[Website and app data records]
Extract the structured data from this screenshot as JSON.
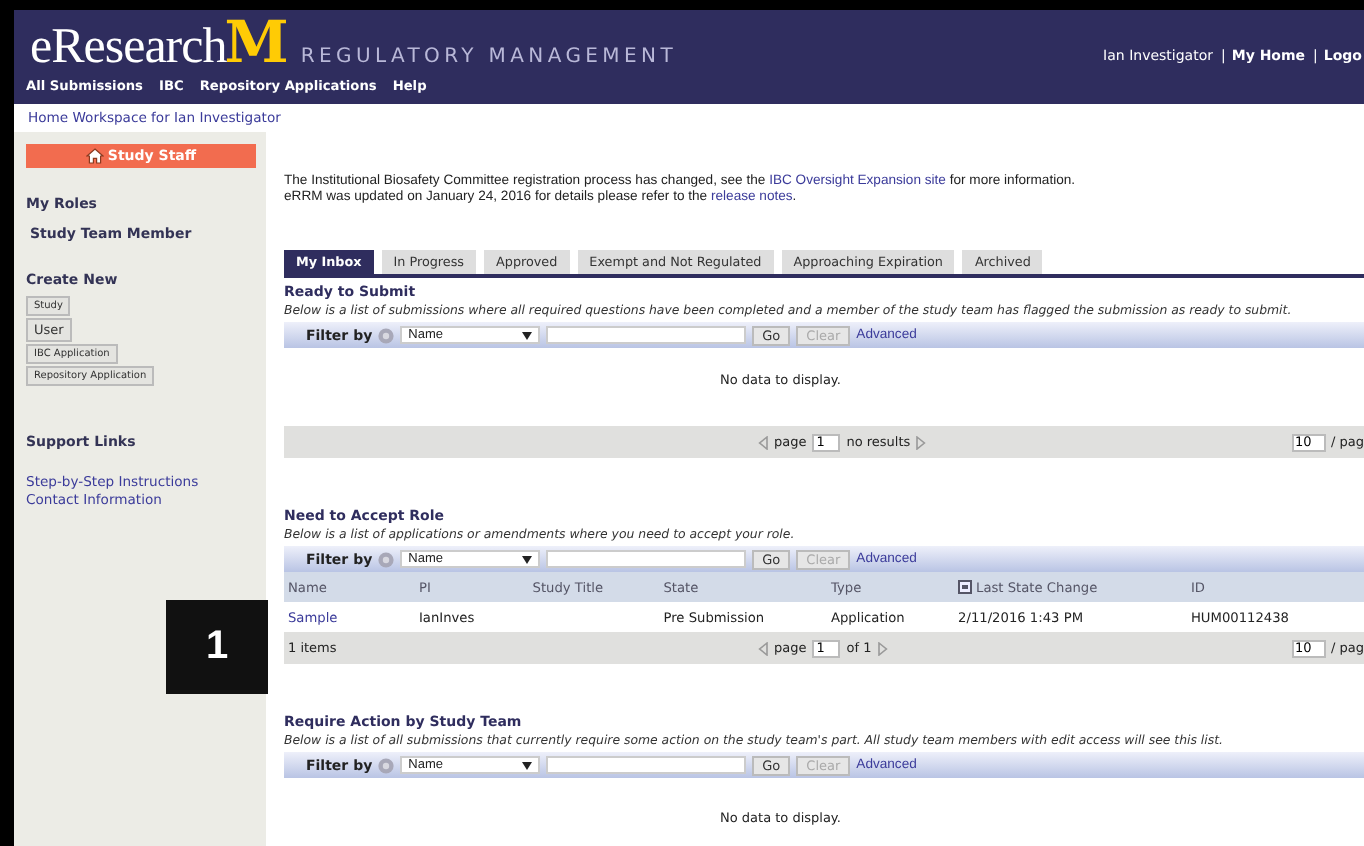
{
  "header": {
    "logo_text": "eResearch",
    "logo_mark": "M",
    "subtitle": "REGULATORY MANAGEMENT",
    "user": "Ian Investigator",
    "links": [
      {
        "separator": "|",
        "label": "My Home"
      },
      {
        "separator": "|",
        "label": "Logo"
      }
    ]
  },
  "nav": [
    "All Submissions",
    "IBC",
    "Repository Applications",
    "Help"
  ],
  "breadcrumb": "Home Workspace for Ian Investigator",
  "sidebar": {
    "staff_button": "Study Staff",
    "roles_title": "My Roles",
    "roles": [
      "Study Team Member"
    ],
    "create_title": "Create New",
    "create_buttons": [
      "Study",
      "User",
      "IBC Application",
      "Repository Application"
    ],
    "support_title": "Support Links",
    "support_links": [
      "Step-by-Step Instructions",
      "Contact Information"
    ]
  },
  "notice": [
    {
      "before": "The Institutional Biosafety Committee registration process has changed, see the ",
      "link": "IBC Oversight Expansion site",
      "after": " for more information."
    },
    {
      "before": "eRRM was updated on January 24, 2016 for details please refer to the ",
      "link": "release notes",
      "after": "."
    }
  ],
  "tabs": [
    {
      "label": "My Inbox",
      "selected": true
    },
    {
      "label": "In Progress",
      "selected": false
    },
    {
      "label": "Approved",
      "selected": false
    },
    {
      "label": "Exempt and Not Regulated",
      "selected": false
    },
    {
      "label": "Approaching Expiration",
      "selected": false
    },
    {
      "label": "Archived",
      "selected": false
    }
  ],
  "sections": [
    {
      "kind": "empty",
      "title": "Ready to Submit",
      "description": "Below is a list of submissions where all required questions have been completed and a member of the study team has flagged the submission as ready to submit.",
      "filter": {
        "label": "Filter by",
        "select": "Name",
        "go": "Go",
        "clear": "Clear",
        "clear_disabled": true,
        "advanced": "Advanced"
      },
      "no_data": "No data to display.",
      "pager": {
        "page_label": "page",
        "page": "1",
        "status": "no results",
        "per_page": "10",
        "per_page_label": "/ pag"
      }
    },
    {
      "kind": "table",
      "title": "Need to Accept Role",
      "description": "Below is a list of applications or amendments where you need to accept your role.",
      "filter": {
        "label": "Filter by",
        "select": "Name",
        "go": "Go",
        "clear": "Clear",
        "clear_disabled": true,
        "advanced": "Advanced"
      },
      "columns": [
        "Name",
        "PI",
        "Study Title",
        "State",
        "Type",
        "Last State Change",
        "ID"
      ],
      "rows": [
        [
          "Sample",
          "IanInves",
          "",
          "Pre Submission",
          "Application",
          "2/11/2016 1:43 PM",
          "HUM00112438"
        ]
      ],
      "items": "1 items",
      "pager": {
        "page_label": "page",
        "page": "1",
        "status": "of 1",
        "per_page": "10",
        "per_page_label": "/ pag"
      }
    },
    {
      "kind": "empty",
      "title": "Require Action by Study Team",
      "description": "Below is a list of all submissions that currently require some action on the study team's part. All study team members with edit access will see this list.",
      "filter": {
        "label": "Filter by",
        "select": "Name",
        "go": "Go",
        "clear": "Clear",
        "clear_disabled": true,
        "advanced": "Advanced"
      },
      "no_data": "No data to display."
    }
  ],
  "callout": "1"
}
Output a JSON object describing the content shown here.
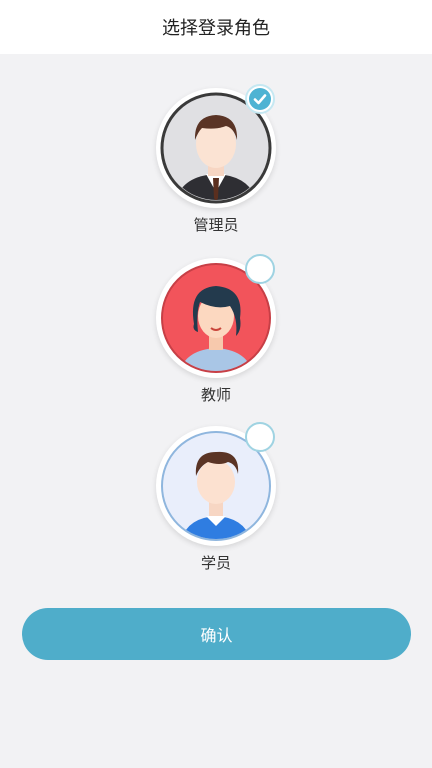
{
  "header": {
    "title": "选择登录角色"
  },
  "roles": [
    {
      "label": "管理员",
      "selected": true,
      "icon": "admin-avatar-icon"
    },
    {
      "label": "教师",
      "selected": false,
      "icon": "teacher-avatar-icon"
    },
    {
      "label": "学员",
      "selected": false,
      "icon": "student-avatar-icon"
    }
  ],
  "confirm": {
    "label": "确认"
  },
  "colors": {
    "accent": "#4fadca",
    "check": "#4eb3d3",
    "teacher_bg": "#f2545b",
    "admin_bg": "#e0e0e3",
    "student_bg": "#e9eefb"
  }
}
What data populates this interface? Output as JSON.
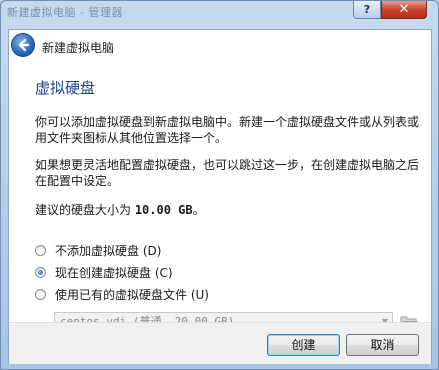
{
  "window": {
    "title": "新建虚拟电脑 - 管理器",
    "help_label": "?",
    "close_label": "✕"
  },
  "header": {
    "back_icon": "back-arrow-icon",
    "title": "新建虚拟电脑"
  },
  "main": {
    "page_title": "虚拟硬盘",
    "paragraph1": "你可以添加虚拟硬盘到新虚拟电脑中。新建一个虚拟硬盘文件或从列表或用文件夹图标从其他位置选择一个。",
    "paragraph2": "如果想更灵活地配置虚拟硬盘，也可以跳过这一步，在创建虚拟电脑之后在配置中设定。",
    "size_prefix": "建议的硬盘大小为 ",
    "size_value": "10.00 GB",
    "size_suffix": "。",
    "options": [
      {
        "label": "不添加虚拟硬盘 (D)",
        "checked": false
      },
      {
        "label": "现在创建虚拟硬盘 (C)",
        "checked": true
      },
      {
        "label": "使用已有的虚拟硬盘文件 (U)",
        "checked": false
      }
    ],
    "disk_select_value": "centos.vdi (普通, 20.00 GB)",
    "folder_icon": "folder-icon"
  },
  "footer": {
    "create_label": "创建",
    "cancel_label": "取消"
  }
}
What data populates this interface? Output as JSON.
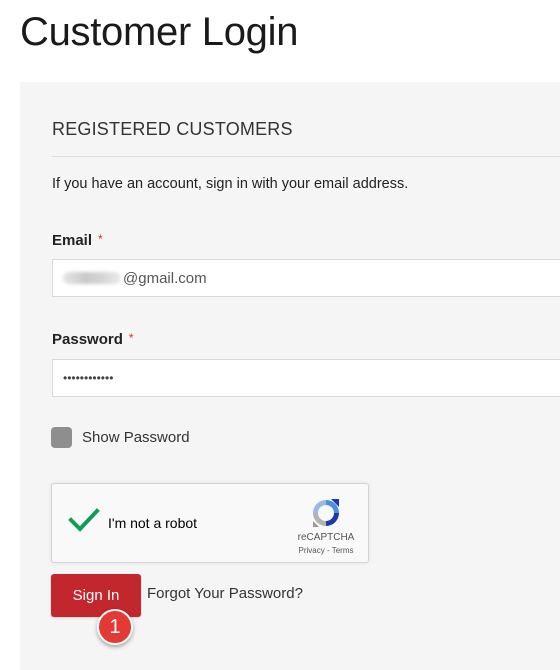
{
  "page_title": "Customer Login",
  "section": {
    "title": "REGISTERED CUSTOMERS",
    "intro": "If you have an account, sign in with your email address."
  },
  "email": {
    "label": "Email",
    "required_mark": "*",
    "value_visible": "@gmail.com"
  },
  "password": {
    "label": "Password",
    "required_mark": "*",
    "value_masked": "••••••••••••"
  },
  "show_password": {
    "label": "Show Password",
    "checked": false
  },
  "recaptcha": {
    "label": "I'm not a robot",
    "brand": "reCAPTCHA",
    "links": "Privacy - Terms"
  },
  "actions": {
    "sign_in_label": "Sign In",
    "forgot_label": "Forgot Your Password?"
  },
  "annotation": {
    "step_number": "1"
  },
  "colors": {
    "accent": "#c1272d",
    "required": "#e02b27",
    "badge": "#e53935",
    "panel_bg": "#f5f5f5"
  },
  "icons": [
    "checkmark-icon",
    "recaptcha-logo-icon"
  ]
}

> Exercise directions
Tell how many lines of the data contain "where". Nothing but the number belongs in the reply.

> Exercise result
2